This fishing village is delightfully unusual in Norway – and anywhere else, for that matter. A fire razed the little city to the ground in 1904, but it was promptly rebuilt by visionary Norwegian architects following the Art Nouveau movement in Germany at the time. The result is a colourful pocket of detailed facades and swooping, ornate embellishments, unlike any other Art Nouveau specimen in Scandinavia. Strolling around the city’s network of canals is a pleasure, but there are also a few worthwhile stops to make: be sure to check out the Sunnmøre Museum, the small lighthouse in the center, and Jugendstil Senteret (a beautifully preserved pharmacy that has become an exhibition of the city’s Art Nouveau roots).
The biggest city in Norway’s most northern reaches, Tromsø may be secluded, but it certainly isn’t sleepy. There’s a bustling university, and a good measure of pubs, gardens, and old wooden houses. The summer brings a string of festivals that celebrate the rich musical heritage of the area (some of Norway’s best-known musicians come from the region) and the 24 hours of daylight. But the activity continues as the year rolls on; Nordic skiing is a mainstay when the snow starts, and if you visit between October and March, you’ll have a pretty good chance of seeing the Northern Lights dance across the night sky.
Jotunheimen National Park

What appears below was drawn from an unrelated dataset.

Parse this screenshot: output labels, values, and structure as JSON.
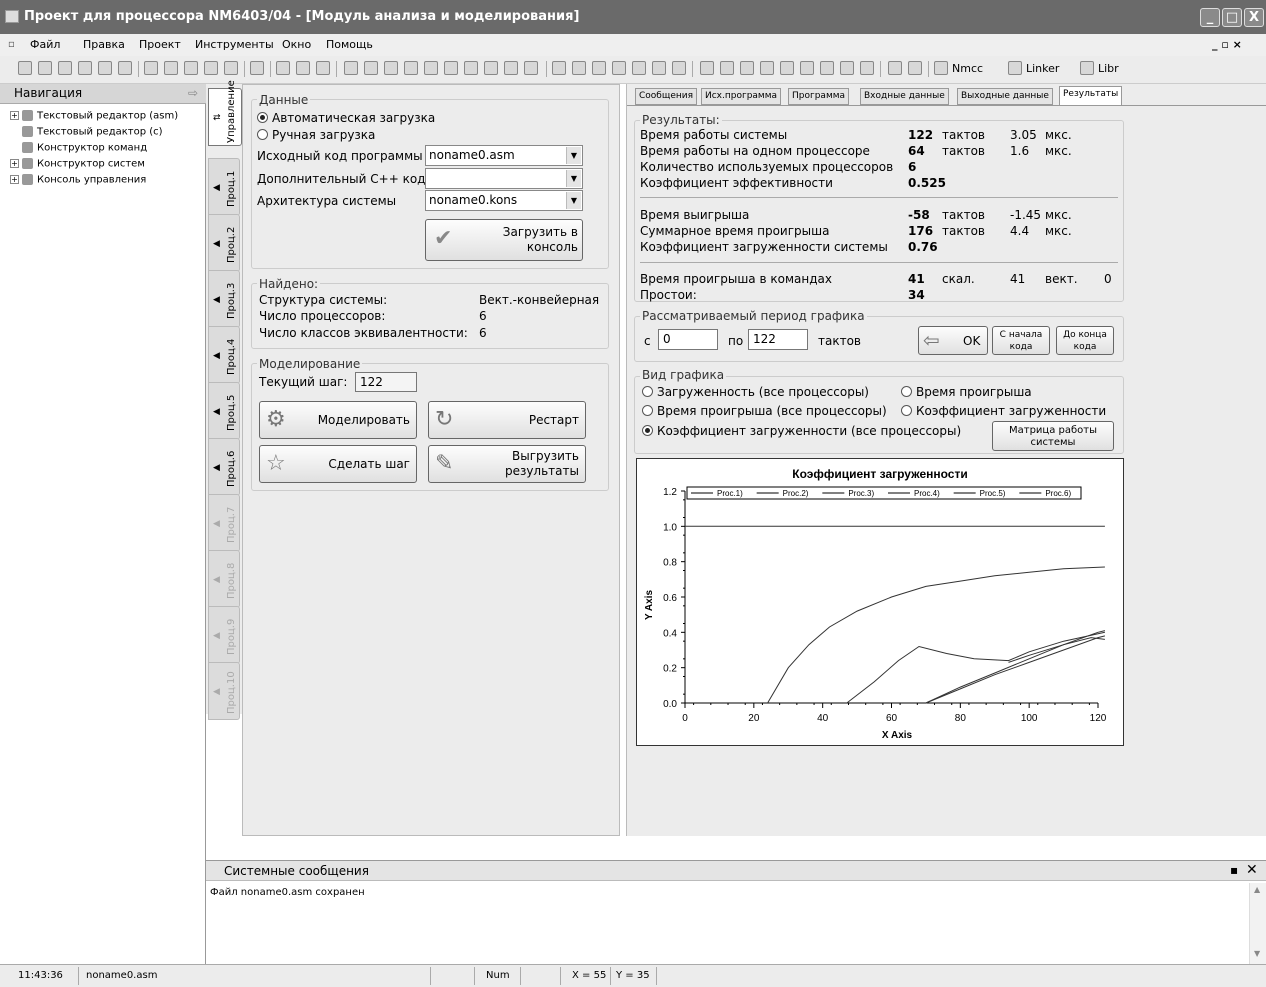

One of the nation’s most pristine and bountiful hiking and fishing areas, the Jotunheimen Park contains Northern Europe’s two highest peaks among a vast field of mountains, lakes and valleys stretching into the horizon. This is where you come to see Norwegian wildlife – reindeer, elk, wolverines and lynx – and to walk along the 60 primitive glaciers that dot the terrain. It’s an excellent region for hiking, with an impressive network of stunning trails that carve through stony, grassy landscape, and many private huts sit at Eidsbugarden where tourists can camp in the summer months.